◆ What is required
Which lines below include "JSON"? Copy them all.

[Page and application data records]
────────────────────────────────────────
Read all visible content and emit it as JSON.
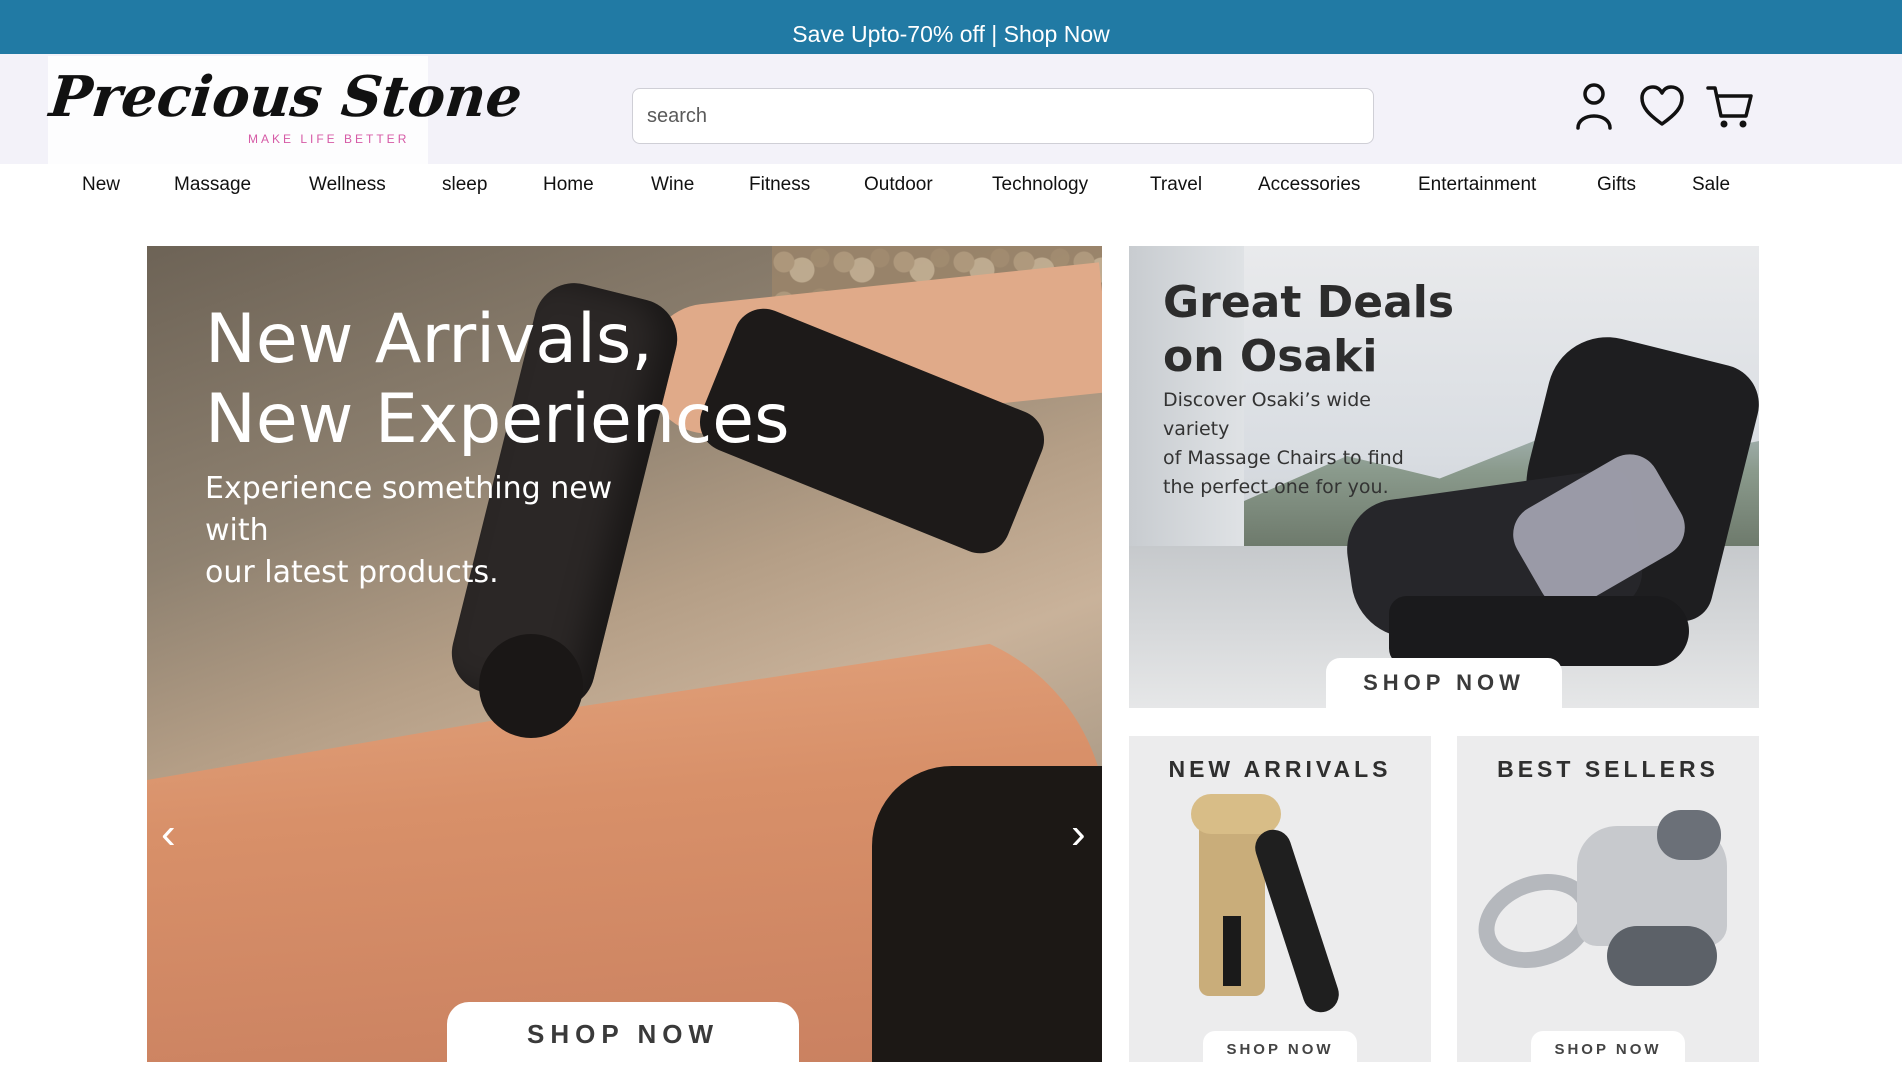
{
  "promo_bar": {
    "text": "Save Upto-70% off | Shop Now"
  },
  "header": {
    "logo": {
      "name": "Precious Stone",
      "tagline": "MAKE LIFE BETTER"
    },
    "search": {
      "placeholder": "search",
      "value": ""
    },
    "icons": [
      "user-icon",
      "heart-icon",
      "cart-icon"
    ]
  },
  "nav": {
    "items": [
      "New",
      "Massage",
      "Wellness",
      "sleep",
      "Home",
      "Wine",
      "Fitness",
      "Outdoor",
      "Technology",
      "Travel",
      "Accessories",
      "Entertainment",
      "Gifts",
      "Sale"
    ]
  },
  "hero": {
    "title_line1": "New Arrivals,",
    "title_line2": "New Experiences",
    "subtitle_line1": "Experience something new with",
    "subtitle_line2": "our latest products.",
    "prev_arrow": "‹",
    "next_arrow": "›",
    "button": "SHOP NOW"
  },
  "promo_osaki": {
    "title_line1": "Great Deals",
    "title_line2": "on Osaki",
    "desc_line1": "Discover Osaki’s wide variety",
    "desc_line2": "of Massage Chairs to find",
    "desc_line3": "the perfect one for you.",
    "button": "SHOP NOW"
  },
  "tiles": [
    {
      "title": "NEW ARRIVALS",
      "button": "SHOP NOW"
    },
    {
      "title": "BEST SELLERS",
      "button": "SHOP NOW"
    }
  ],
  "colors": {
    "promo_bar": "#217aa4",
    "header_bg": "#f3f2f9",
    "tagline": "#d65aa6"
  }
}
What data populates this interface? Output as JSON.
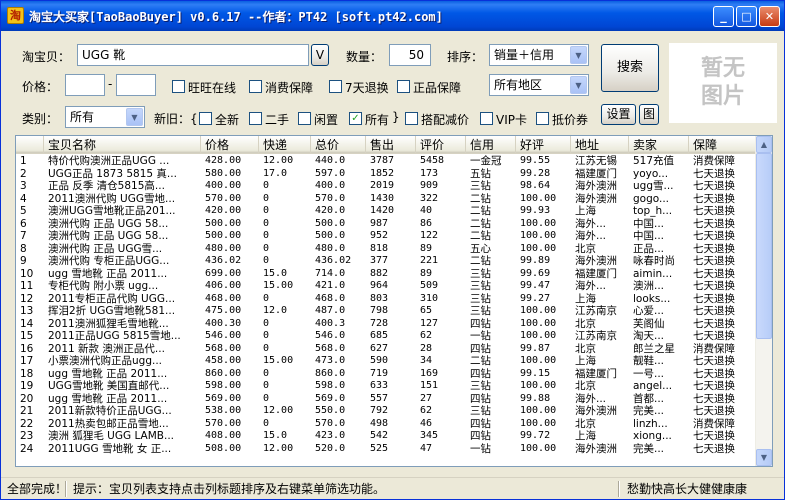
{
  "window": {
    "title": "淘宝大买家[TaoBaoBuyer] v0.6.17 --作者：PT42 [soft.pt42.com]",
    "app_icon": "淘",
    "minimize": "_",
    "maximize": "□",
    "close": "✕"
  },
  "search": {
    "keyword_label": "淘宝贝：",
    "keyword_value": "UGG 靴",
    "v_button": "V",
    "qty_label": "数量：",
    "qty_value": "50",
    "sort_label": "排序：",
    "sort_value": "销量＋信用",
    "price_label": "价格：",
    "price_sep": "-",
    "price_min": "",
    "price_max": "",
    "search_button": "搜索",
    "region_value": "所有地区",
    "category_label": "类别：",
    "category_value": "所有",
    "condition_label": "新旧：{",
    "condition_close": "}",
    "settings_button": "设置",
    "image_button": "图"
  },
  "options": {
    "wangwang": "旺旺在线",
    "consumer_protect": "消费保障",
    "seven_day": "7天退换",
    "genuine": "正品保障",
    "new": "全新",
    "second_hand": "二手",
    "idle": "闲置",
    "all": "所有",
    "bundle": "搭配减价",
    "vip": "VIP卡",
    "coupon": "抵价券"
  },
  "checked": {
    "all": "✓"
  },
  "preview": {
    "line1": "暂无",
    "line2": "图片"
  },
  "columns": [
    "",
    "宝贝名称",
    "价格",
    "快递",
    "总价",
    "售出",
    "评价",
    "信用",
    "好评",
    "地址",
    "卖家",
    "保障"
  ],
  "rows": [
    [
      "1",
      "特价代购澳洲正品UGG ...",
      "428.00",
      "12.00",
      "440.0",
      "3787",
      "5458",
      "一金冠",
      "99.55",
      "江苏无锡",
      "517充值",
      "消费保障"
    ],
    [
      "2",
      "UGG正品 1873 5815 真...",
      "580.00",
      "17.0",
      "597.0",
      "1852",
      "173",
      "五钻",
      "99.28",
      "福建厦门",
      "yoyo...",
      "七天退换"
    ],
    [
      "3",
      "正品 反季 清仓5815高...",
      "400.00",
      "0",
      "400.0",
      "2019",
      "909",
      "三钻",
      "98.64",
      "海外澳洲",
      "ugg雪...",
      "七天退换"
    ],
    [
      "4",
      "2011澳洲代购 UGG雪地...",
      "570.00",
      "0",
      "570.0",
      "1430",
      "322",
      "二钻",
      "100.00",
      "海外澳洲",
      "gogo...",
      "七天退换"
    ],
    [
      "5",
      "澳洲UGG雪地靴正品201...",
      "420.00",
      "0",
      "420.0",
      "1420",
      "40",
      "二钻",
      "99.93",
      "上海",
      "top_h...",
      "七天退换"
    ],
    [
      "6",
      "澳洲代购 正品 UGG 58...",
      "500.00",
      "0",
      "500.0",
      "987",
      "86",
      "二钻",
      "100.00",
      "海外...",
      "中国...",
      "七天退换"
    ],
    [
      "7",
      "澳洲代购 正品 UGG 58...",
      "500.00",
      "0",
      "500.0",
      "952",
      "122",
      "二钻",
      "100.00",
      "海外...",
      "中国...",
      "七天退换"
    ],
    [
      "8",
      "澳洲代购 正品 UGG雪...",
      "480.00",
      "0",
      "480.0",
      "818",
      "89",
      "五心",
      "100.00",
      "北京",
      "正品...",
      "七天退换"
    ],
    [
      "9",
      "澳洲代购 专柜正品UGG...",
      "436.02",
      "0",
      "436.02",
      "377",
      "221",
      "二钻",
      "99.89",
      "海外澳洲",
      "咏春时尚",
      "七天退换"
    ],
    [
      "10",
      "ugg 雪地靴 正品 2011...",
      "699.00",
      "15.0",
      "714.0",
      "882",
      "89",
      "三钻",
      "99.69",
      "福建厦门",
      "aimin...",
      "七天退换"
    ],
    [
      "11",
      "专柜代购 附小票 ugg...",
      "406.00",
      "15.00",
      "421.0",
      "964",
      "509",
      "三钻",
      "99.47",
      "海外...",
      "澳洲...",
      "七天退换"
    ],
    [
      "12",
      "2011专柜正品代购 UGG...",
      "468.00",
      "0",
      "468.0",
      "803",
      "310",
      "三钻",
      "99.27",
      "上海",
      "looks...",
      "七天退换"
    ],
    [
      "13",
      "挥泪2折 UGG雪地靴581...",
      "475.00",
      "12.0",
      "487.0",
      "798",
      "65",
      "三钻",
      "100.00",
      "江苏南京",
      "心爱...",
      "七天退换"
    ],
    [
      "14",
      "2011澳洲狐狸毛雪地靴...",
      "400.30",
      "0",
      "400.3",
      "728",
      "127",
      "四钻",
      "100.00",
      "北京",
      "芙阁仙",
      "七天退换"
    ],
    [
      "15",
      "2011正品UGG 5815雪地...",
      "546.00",
      "0",
      "546.0",
      "685",
      "62",
      "一钻",
      "100.00",
      "江苏南京",
      "淘天...",
      "七天退换"
    ],
    [
      "16",
      "2011 新款 澳洲正品代...",
      "568.00",
      "0",
      "568.0",
      "627",
      "28",
      "四钻",
      "99.87",
      "北京",
      "郎兰之星",
      "消费保障"
    ],
    [
      "17",
      "小票澳洲代购正品ugg...",
      "458.00",
      "15.00",
      "473.0",
      "590",
      "34",
      "二钻",
      "100.00",
      "上海",
      "靓鞋...",
      "七天退换"
    ],
    [
      "18",
      "ugg 雪地靴 正品 2011...",
      "860.00",
      "0",
      "860.0",
      "719",
      "169",
      "四钻",
      "99.15",
      "福建厦门",
      "一号...",
      "七天退换"
    ],
    [
      "19",
      "UGG雪地靴 美国直邮代...",
      "598.00",
      "0",
      "598.0",
      "633",
      "151",
      "三钻",
      "100.00",
      "北京",
      "angel...",
      "七天退换"
    ],
    [
      "20",
      "ugg 雪地靴 正品 2011...",
      "569.00",
      "0",
      "569.0",
      "557",
      "27",
      "四钻",
      "99.88",
      "海外...",
      "首都...",
      "七天退换"
    ],
    [
      "21",
      "2011新款特价正品UGG...",
      "538.00",
      "12.00",
      "550.0",
      "792",
      "62",
      "三钻",
      "100.00",
      "海外澳洲",
      "完美...",
      "七天退换"
    ],
    [
      "22",
      "2011热卖包邮正品雪地...",
      "570.00",
      "0",
      "570.0",
      "498",
      "46",
      "四钻",
      "100.00",
      "北京",
      "linzh...",
      "消费保障"
    ],
    [
      "23",
      "澳洲 狐狸毛 UGG LAMB...",
      "408.00",
      "15.0",
      "423.0",
      "542",
      "345",
      "四钻",
      "99.72",
      "上海",
      "xiong...",
      "七天退换"
    ],
    [
      "24",
      "2011UGG 雪地靴 女 正...",
      "508.00",
      "12.00",
      "520.0",
      "525",
      "47",
      "一钻",
      "100.00",
      "海外澳洲",
      "完美...",
      "七天退换"
    ]
  ],
  "status": {
    "left": "全部完成！",
    "middle": "提示：宝贝列表支持点击列标题排序及右键菜单筛选功能。",
    "right": "愁勤快高长大健健康康"
  },
  "scroll_position": 0
}
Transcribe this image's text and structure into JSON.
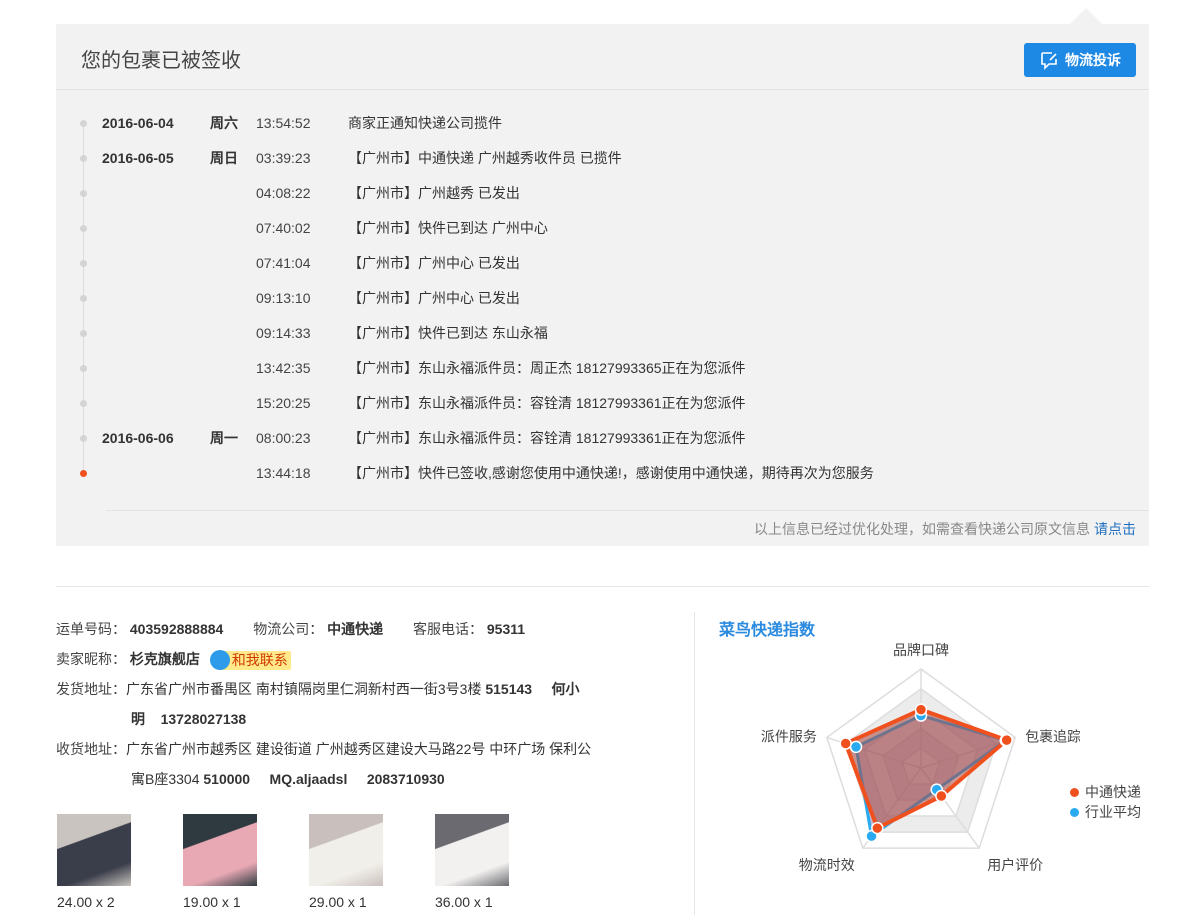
{
  "header": {
    "title": "您的包裹已被签收",
    "complain_label": "物流投诉"
  },
  "timeline": [
    {
      "date": "2016-06-04",
      "weekday": "周六",
      "time": "13:54:52",
      "desc": "商家正通知快递公司揽件"
    },
    {
      "date": "2016-06-05",
      "weekday": "周日",
      "time": "03:39:23",
      "desc": "【广州市】中通快递 广州越秀收件员 已揽件"
    },
    {
      "date": "",
      "weekday": "",
      "time": "04:08:22",
      "desc": "【广州市】广州越秀 已发出"
    },
    {
      "date": "",
      "weekday": "",
      "time": "07:40:02",
      "desc": "【广州市】快件已到达 广州中心"
    },
    {
      "date": "",
      "weekday": "",
      "time": "07:41:04",
      "desc": "【广州市】广州中心 已发出"
    },
    {
      "date": "",
      "weekday": "",
      "time": "09:13:10",
      "desc": "【广州市】广州中心 已发出"
    },
    {
      "date": "",
      "weekday": "",
      "time": "09:14:33",
      "desc": "【广州市】快件已到达 东山永福"
    },
    {
      "date": "",
      "weekday": "",
      "time": "13:42:35",
      "desc": "【广州市】东山永福派件员：周正杰 18127993365正在为您派件"
    },
    {
      "date": "",
      "weekday": "",
      "time": "15:20:25",
      "desc": "【广州市】东山永福派件员：容铨清 18127993361正在为您派件"
    },
    {
      "date": "2016-06-06",
      "weekday": "周一",
      "time": "08:00:23",
      "desc": "【广州市】东山永福派件员：容铨清 18127993361正在为您派件"
    },
    {
      "date": "",
      "weekday": "",
      "time": "13:44:18",
      "desc": "【广州市】快件已签收,感谢您使用中通快递!，感谢使用中通快递，期待再次为您服务",
      "current": true
    }
  ],
  "footer": {
    "note": "以上信息已经过优化处理，如需查看快递公司原文信息",
    "link": "请点击"
  },
  "info": {
    "waybill_label": "运单号码：",
    "waybill": "403592888884",
    "company_label": "物流公司：",
    "company": "中通快递",
    "phone_label": "客服电话：",
    "phone": "95311",
    "seller_label": "卖家昵称：",
    "seller": "杉克旗舰店",
    "contact": "和我联系",
    "ship_label": "发货地址：",
    "ship_addr": "广东省广州市番禺区 南村镇隔岗里仁洞新村西一街3号3楼",
    "ship_zip": "515143",
    "ship_name_1": "何小",
    "ship_name_2": "明",
    "ship_phone": "13728027138",
    "recv_label": "收货地址：",
    "recv_addr_1": "广东省广州市越秀区 建设街道 广州越秀区建设大马路22号 中环广场 保利公",
    "recv_addr_2": "寓B座3304",
    "recv_zip": "510000",
    "recv_name": "MQ.aljaadsl",
    "recv_phone": "2083710930"
  },
  "products": [
    {
      "caption": "24.00 x 2",
      "colors": [
        "#3a3d4a",
        "#c9c4bf"
      ]
    },
    {
      "caption": "19.00 x 1",
      "colors": [
        "#e9a9b4",
        "#2e3a40"
      ]
    },
    {
      "caption": "29.00 x 1",
      "colors": [
        "#f1efe9",
        "#c9c0bd"
      ]
    },
    {
      "caption": "36.00 x 1",
      "colors": [
        "#f3f1ef",
        "#6a6a70"
      ]
    }
  ],
  "chart_data": {
    "type": "radar",
    "title": "菜鸟快递指数",
    "axes": [
      "品牌口碑",
      "包裹追踪",
      "用户评价",
      "物流时效",
      "派件服务"
    ],
    "range": [
      0,
      100
    ],
    "legend_position": "right",
    "series": [
      {
        "name": "中通快递",
        "color": "#f0501e",
        "values": [
          59,
          91,
          35,
          75,
          80
        ]
      },
      {
        "name": "行业平均",
        "color": "#2aaaf0",
        "values": [
          53,
          90,
          27,
          85,
          69
        ]
      }
    ]
  }
}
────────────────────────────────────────
◆ Exercise response
Read all visible content and emit it as JSON.
What data populates this interface? Output as JSON.
Transcribe this image's text and structure into JSON.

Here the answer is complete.